START MATERIAL PROVIDED

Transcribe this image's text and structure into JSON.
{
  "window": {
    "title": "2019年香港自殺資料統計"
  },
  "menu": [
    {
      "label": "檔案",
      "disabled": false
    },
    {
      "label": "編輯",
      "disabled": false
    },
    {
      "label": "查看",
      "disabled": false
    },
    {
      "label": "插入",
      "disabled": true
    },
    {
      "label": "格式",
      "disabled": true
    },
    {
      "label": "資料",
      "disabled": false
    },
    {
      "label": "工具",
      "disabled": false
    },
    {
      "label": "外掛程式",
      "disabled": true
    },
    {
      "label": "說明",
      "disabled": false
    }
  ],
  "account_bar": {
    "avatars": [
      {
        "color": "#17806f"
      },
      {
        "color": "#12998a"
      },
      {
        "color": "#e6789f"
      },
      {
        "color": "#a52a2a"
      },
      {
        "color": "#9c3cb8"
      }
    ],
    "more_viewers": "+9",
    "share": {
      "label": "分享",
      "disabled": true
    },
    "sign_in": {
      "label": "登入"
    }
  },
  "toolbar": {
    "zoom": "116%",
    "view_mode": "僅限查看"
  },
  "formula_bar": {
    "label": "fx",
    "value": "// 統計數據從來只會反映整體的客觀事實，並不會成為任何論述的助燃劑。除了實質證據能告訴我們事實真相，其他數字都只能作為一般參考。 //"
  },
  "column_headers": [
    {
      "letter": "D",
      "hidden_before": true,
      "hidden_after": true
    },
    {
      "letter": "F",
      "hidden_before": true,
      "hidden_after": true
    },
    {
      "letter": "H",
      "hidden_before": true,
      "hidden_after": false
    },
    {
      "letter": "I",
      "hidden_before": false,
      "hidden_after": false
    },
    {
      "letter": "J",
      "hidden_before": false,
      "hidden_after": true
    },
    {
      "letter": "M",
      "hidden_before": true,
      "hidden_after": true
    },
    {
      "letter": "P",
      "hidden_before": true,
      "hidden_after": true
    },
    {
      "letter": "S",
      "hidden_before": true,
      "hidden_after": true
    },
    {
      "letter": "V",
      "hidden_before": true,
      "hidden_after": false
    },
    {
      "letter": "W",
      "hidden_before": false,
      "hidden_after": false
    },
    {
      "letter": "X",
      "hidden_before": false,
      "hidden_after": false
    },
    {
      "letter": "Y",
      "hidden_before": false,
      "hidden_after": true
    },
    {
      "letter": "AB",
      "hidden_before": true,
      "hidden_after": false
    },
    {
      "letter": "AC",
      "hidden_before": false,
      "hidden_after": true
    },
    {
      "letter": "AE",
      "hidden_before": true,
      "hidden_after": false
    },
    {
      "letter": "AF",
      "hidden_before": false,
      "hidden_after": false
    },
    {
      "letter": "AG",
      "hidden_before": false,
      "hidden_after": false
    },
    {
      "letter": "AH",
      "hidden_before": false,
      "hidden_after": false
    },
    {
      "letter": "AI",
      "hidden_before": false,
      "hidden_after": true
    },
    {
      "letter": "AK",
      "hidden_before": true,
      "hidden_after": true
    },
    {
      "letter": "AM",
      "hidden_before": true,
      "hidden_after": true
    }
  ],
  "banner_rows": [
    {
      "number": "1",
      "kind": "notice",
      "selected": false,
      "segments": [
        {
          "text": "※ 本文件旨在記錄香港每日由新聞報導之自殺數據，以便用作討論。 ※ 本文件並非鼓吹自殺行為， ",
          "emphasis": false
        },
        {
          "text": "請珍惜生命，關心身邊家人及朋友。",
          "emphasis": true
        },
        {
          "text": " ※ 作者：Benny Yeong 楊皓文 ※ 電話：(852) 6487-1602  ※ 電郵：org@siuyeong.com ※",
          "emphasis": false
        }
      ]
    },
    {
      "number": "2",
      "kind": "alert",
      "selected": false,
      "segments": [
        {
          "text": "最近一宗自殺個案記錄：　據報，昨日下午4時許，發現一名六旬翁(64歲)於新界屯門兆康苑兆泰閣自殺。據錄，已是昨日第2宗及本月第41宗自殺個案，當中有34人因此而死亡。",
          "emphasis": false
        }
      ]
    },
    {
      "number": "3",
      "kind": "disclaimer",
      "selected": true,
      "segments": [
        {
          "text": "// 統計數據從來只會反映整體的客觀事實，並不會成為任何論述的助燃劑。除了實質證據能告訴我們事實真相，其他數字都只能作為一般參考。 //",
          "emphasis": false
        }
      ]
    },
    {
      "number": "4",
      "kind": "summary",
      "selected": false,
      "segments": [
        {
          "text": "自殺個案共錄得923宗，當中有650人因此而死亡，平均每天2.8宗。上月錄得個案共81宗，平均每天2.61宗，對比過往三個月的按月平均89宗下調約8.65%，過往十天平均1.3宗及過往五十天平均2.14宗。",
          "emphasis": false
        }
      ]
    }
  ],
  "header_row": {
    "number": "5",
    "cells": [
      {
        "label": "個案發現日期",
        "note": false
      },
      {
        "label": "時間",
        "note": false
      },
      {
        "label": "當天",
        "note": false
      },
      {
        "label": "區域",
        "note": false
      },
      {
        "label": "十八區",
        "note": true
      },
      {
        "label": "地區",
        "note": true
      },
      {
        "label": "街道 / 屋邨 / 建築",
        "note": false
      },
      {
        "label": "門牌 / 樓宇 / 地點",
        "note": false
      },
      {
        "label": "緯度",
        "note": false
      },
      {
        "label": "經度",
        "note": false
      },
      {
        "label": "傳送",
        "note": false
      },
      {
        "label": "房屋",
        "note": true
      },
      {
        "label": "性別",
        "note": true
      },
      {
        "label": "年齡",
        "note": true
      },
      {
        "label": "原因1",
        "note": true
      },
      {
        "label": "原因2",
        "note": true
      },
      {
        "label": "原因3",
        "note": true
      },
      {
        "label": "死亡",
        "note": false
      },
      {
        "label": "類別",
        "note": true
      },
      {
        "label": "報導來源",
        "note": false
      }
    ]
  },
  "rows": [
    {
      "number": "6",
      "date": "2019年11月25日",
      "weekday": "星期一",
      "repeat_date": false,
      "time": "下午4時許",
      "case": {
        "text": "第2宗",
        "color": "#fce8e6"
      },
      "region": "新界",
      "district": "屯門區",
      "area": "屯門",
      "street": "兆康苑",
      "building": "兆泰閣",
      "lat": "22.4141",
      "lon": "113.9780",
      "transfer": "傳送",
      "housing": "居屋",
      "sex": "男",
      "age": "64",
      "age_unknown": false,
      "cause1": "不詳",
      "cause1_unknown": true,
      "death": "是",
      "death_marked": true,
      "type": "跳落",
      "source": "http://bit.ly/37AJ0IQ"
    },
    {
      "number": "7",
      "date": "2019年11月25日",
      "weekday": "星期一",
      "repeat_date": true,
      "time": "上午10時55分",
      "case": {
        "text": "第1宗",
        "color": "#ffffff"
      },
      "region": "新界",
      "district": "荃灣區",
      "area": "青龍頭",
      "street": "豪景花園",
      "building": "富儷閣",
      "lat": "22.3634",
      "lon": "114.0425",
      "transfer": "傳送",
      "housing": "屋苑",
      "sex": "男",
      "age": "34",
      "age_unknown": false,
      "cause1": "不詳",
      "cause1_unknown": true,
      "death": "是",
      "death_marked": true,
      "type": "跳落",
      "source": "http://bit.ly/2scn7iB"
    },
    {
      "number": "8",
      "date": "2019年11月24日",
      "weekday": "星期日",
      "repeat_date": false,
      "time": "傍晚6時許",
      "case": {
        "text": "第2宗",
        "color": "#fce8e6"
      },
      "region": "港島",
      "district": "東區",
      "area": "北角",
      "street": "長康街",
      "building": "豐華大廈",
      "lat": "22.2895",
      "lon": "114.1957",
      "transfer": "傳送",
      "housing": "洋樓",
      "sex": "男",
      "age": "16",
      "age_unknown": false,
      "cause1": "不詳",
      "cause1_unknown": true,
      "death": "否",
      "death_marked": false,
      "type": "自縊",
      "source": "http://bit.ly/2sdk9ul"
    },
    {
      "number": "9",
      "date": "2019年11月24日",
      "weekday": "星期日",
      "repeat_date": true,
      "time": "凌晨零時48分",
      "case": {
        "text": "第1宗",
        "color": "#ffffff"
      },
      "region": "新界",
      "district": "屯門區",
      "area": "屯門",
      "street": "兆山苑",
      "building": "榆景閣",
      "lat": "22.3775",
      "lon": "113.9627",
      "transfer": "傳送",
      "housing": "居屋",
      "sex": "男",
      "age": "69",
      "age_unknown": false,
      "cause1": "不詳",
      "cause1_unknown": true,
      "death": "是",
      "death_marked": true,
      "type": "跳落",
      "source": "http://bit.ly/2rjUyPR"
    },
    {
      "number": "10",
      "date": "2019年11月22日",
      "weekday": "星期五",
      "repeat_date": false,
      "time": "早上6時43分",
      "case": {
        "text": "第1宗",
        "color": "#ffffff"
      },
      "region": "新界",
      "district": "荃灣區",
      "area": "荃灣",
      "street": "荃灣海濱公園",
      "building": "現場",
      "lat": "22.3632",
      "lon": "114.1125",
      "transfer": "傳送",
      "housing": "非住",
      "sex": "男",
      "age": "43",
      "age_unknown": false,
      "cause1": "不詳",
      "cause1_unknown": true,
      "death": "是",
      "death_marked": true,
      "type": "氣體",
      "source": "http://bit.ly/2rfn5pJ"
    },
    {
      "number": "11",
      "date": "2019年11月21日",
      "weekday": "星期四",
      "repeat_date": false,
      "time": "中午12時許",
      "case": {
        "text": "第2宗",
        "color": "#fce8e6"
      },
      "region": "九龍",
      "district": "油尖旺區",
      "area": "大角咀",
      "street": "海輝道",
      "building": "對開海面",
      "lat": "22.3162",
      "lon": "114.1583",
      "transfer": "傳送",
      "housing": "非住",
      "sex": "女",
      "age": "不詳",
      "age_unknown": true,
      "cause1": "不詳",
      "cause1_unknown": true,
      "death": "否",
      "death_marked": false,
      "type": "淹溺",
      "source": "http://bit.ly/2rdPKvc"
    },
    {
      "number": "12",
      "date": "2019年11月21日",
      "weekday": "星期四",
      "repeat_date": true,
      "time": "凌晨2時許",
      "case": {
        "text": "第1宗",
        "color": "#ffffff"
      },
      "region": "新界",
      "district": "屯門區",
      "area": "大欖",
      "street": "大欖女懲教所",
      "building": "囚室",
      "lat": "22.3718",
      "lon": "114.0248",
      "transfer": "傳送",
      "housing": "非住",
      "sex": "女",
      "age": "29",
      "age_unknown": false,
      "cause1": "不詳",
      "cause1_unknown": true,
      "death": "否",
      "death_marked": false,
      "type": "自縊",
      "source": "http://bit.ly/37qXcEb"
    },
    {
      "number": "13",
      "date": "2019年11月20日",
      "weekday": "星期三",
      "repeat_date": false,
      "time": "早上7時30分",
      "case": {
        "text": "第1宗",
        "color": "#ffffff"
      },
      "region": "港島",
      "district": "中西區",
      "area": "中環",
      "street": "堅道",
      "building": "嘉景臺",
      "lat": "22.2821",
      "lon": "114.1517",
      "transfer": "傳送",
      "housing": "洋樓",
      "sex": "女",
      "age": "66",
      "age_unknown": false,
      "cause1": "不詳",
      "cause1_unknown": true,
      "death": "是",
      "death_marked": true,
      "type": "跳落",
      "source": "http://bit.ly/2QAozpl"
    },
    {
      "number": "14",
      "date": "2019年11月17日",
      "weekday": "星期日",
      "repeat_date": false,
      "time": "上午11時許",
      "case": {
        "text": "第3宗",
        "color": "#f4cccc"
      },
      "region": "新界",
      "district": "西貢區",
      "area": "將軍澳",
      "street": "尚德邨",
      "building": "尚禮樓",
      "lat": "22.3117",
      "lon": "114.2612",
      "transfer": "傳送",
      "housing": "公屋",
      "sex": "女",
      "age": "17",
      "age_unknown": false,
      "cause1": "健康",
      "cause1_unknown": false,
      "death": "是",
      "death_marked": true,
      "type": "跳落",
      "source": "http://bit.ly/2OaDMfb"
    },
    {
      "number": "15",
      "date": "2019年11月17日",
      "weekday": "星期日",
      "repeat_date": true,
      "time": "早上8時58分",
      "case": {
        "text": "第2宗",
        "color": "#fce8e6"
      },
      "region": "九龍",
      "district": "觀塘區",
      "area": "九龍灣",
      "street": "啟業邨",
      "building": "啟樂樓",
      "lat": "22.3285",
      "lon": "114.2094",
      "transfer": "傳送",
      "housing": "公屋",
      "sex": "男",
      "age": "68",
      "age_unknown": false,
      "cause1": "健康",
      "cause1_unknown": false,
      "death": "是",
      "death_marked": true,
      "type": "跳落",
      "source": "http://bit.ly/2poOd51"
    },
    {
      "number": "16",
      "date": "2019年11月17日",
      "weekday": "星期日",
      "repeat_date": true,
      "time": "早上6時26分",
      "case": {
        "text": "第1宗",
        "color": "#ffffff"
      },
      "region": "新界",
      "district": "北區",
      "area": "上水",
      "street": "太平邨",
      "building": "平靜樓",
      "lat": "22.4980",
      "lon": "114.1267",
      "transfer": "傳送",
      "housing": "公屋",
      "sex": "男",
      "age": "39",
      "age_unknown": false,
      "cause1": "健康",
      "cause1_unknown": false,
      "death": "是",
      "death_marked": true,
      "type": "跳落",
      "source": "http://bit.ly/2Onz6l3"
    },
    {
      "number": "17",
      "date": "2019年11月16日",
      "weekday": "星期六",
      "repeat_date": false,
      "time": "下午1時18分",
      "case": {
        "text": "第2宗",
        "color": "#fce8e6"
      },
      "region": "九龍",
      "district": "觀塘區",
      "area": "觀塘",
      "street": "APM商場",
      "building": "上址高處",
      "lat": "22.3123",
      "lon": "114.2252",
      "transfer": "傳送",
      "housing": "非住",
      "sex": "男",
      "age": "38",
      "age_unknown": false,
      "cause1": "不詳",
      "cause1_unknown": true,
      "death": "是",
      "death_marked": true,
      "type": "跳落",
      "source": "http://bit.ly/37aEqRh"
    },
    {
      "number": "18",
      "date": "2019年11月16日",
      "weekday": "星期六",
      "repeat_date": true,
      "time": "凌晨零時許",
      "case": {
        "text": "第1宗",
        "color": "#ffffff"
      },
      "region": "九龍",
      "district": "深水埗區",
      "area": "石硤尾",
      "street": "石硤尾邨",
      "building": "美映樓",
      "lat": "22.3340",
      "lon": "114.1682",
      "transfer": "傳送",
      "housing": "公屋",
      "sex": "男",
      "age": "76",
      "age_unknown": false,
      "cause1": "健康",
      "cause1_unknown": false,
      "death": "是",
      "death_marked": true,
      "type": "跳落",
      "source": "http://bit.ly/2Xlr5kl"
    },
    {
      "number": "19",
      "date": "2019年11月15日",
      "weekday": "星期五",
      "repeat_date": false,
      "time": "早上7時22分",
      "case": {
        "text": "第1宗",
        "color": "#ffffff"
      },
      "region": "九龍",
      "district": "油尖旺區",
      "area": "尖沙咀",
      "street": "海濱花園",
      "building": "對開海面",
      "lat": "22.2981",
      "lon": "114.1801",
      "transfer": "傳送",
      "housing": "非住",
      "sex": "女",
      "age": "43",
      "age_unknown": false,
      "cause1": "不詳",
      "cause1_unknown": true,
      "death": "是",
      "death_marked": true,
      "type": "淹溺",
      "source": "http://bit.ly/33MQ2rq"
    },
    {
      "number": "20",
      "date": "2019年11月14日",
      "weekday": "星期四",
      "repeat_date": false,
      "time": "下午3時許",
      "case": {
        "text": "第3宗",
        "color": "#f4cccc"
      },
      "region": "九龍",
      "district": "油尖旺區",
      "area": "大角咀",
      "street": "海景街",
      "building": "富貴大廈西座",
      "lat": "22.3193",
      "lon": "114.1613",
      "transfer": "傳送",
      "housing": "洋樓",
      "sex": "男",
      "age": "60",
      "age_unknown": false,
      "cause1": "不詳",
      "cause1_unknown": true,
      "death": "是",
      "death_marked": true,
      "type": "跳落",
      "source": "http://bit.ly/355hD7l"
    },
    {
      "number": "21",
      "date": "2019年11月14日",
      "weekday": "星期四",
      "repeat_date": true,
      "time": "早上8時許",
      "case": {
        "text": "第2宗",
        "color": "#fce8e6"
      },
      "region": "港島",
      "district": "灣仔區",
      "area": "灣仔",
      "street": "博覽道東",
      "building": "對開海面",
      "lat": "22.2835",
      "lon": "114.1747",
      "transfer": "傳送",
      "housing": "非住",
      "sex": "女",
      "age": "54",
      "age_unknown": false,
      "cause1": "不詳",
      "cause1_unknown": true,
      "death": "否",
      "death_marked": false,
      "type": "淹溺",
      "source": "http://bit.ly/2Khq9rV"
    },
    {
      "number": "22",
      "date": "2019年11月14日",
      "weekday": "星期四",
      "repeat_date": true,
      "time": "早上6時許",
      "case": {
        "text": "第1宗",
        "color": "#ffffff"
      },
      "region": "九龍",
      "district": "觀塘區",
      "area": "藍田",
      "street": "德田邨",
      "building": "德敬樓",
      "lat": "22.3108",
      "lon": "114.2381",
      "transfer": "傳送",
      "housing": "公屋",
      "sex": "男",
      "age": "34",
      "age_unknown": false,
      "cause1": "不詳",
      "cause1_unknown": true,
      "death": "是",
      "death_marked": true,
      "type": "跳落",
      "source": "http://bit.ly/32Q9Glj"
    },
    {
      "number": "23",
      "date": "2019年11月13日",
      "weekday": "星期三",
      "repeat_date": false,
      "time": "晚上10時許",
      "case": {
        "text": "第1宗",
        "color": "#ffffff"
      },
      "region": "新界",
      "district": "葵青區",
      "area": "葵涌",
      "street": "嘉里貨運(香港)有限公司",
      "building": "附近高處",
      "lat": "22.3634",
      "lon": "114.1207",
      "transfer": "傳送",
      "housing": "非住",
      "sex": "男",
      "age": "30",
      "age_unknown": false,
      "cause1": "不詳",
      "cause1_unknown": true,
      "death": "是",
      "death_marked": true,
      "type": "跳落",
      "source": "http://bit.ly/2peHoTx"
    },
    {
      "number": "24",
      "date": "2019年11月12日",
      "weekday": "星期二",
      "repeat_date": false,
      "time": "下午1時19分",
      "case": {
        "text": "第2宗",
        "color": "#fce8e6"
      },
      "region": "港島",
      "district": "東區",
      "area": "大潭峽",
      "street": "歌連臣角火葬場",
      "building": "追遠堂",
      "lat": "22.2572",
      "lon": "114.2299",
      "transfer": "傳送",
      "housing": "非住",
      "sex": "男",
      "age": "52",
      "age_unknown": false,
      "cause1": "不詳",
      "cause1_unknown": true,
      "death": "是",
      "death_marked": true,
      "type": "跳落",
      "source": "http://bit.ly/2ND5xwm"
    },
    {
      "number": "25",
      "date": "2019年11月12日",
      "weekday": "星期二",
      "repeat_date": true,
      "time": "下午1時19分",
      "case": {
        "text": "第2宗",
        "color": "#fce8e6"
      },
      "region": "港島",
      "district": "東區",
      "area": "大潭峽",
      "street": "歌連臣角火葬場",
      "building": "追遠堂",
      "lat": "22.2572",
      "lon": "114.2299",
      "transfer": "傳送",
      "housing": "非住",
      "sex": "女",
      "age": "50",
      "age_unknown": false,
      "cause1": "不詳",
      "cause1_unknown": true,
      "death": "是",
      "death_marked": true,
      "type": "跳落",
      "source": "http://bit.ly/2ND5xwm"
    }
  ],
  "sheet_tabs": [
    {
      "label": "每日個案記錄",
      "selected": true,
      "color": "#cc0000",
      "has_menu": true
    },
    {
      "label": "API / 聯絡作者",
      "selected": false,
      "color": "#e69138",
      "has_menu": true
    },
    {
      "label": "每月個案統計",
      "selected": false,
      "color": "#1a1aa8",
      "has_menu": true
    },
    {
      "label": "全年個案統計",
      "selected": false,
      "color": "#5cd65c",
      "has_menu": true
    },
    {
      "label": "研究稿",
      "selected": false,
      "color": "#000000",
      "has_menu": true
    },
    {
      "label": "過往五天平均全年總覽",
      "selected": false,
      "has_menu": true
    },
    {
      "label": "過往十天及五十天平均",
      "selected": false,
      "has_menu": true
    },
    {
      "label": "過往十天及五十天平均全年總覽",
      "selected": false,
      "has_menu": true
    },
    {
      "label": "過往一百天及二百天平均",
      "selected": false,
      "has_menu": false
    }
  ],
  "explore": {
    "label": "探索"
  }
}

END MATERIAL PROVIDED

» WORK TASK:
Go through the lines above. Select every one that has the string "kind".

» WORKED SOLUTION:
      "kind": "notice",
      "kind": "alert",
      "kind": "disclaimer",
      "kind": "summary",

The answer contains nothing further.